- _EXERCISE REQUIREMENTS_:
Please output the data exactly, minus pictures.

[Excerpts from an interface dataset]
--------------------------------
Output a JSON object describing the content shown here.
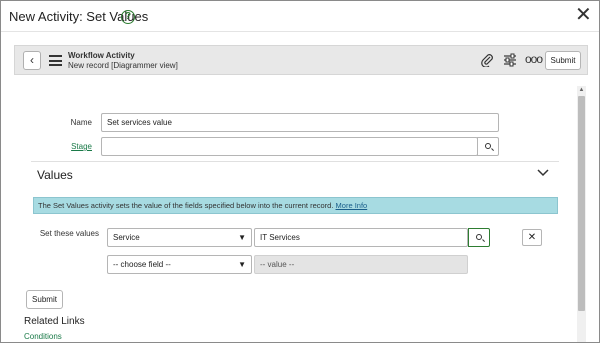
{
  "modal": {
    "title": "New Activity: Set Values",
    "help_icon": "?",
    "close_icon": "✕"
  },
  "record_header": {
    "back_icon": "‹",
    "title": "Workflow Activity",
    "subtitle": "New record [Diagrammer view]",
    "attach_icon": "paperclip-icon",
    "more_icon": "ooo",
    "submit_label": "Submit"
  },
  "form": {
    "name_label": "Name",
    "name_value": "Set services value",
    "stage_label": "Stage",
    "stage_value": ""
  },
  "section": {
    "title": "Values",
    "chevron": "⌄",
    "info_text": "The Set Values activity sets the value of the fields specified below into the current record.",
    "info_link": "More Info"
  },
  "values": {
    "label": "Set these values",
    "rows": [
      {
        "field": "Service",
        "value": "IT Services"
      },
      {
        "field": "-- choose field --",
        "value": "-- value --"
      }
    ],
    "caret": "▼",
    "remove_icon": "✕"
  },
  "footer": {
    "submit_label": "Submit",
    "related_title": "Related Links",
    "conditions_link": "Conditions"
  }
}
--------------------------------
- _EXERCISE RESPONSE_:
Output a JSON object describing the content shown here.
{
  "modal": {
    "title": "New Activity: Set Values",
    "help_icon": "?",
    "close_icon": "✕"
  },
  "record_header": {
    "back_icon": "‹",
    "title": "Workflow Activity",
    "subtitle": "New record [Diagrammer view]",
    "attach_icon": "paperclip-icon",
    "more_icon": "ooo",
    "submit_label": "Submit"
  },
  "form": {
    "name_label": "Name",
    "name_value": "Set services value",
    "stage_label": "Stage",
    "stage_value": ""
  },
  "section": {
    "title": "Values",
    "chevron": "⌄",
    "info_text": "The Set Values activity sets the value of the fields specified below into the current record.",
    "info_link": "More Info"
  },
  "values": {
    "label": "Set these values",
    "rows": [
      {
        "field": "Service",
        "value": "IT Services"
      },
      {
        "field": "-- choose field --",
        "value": "-- value --"
      }
    ],
    "caret": "▼",
    "remove_icon": "✕"
  },
  "footer": {
    "submit_label": "Submit",
    "related_title": "Related Links",
    "conditions_link": "Conditions"
  }
}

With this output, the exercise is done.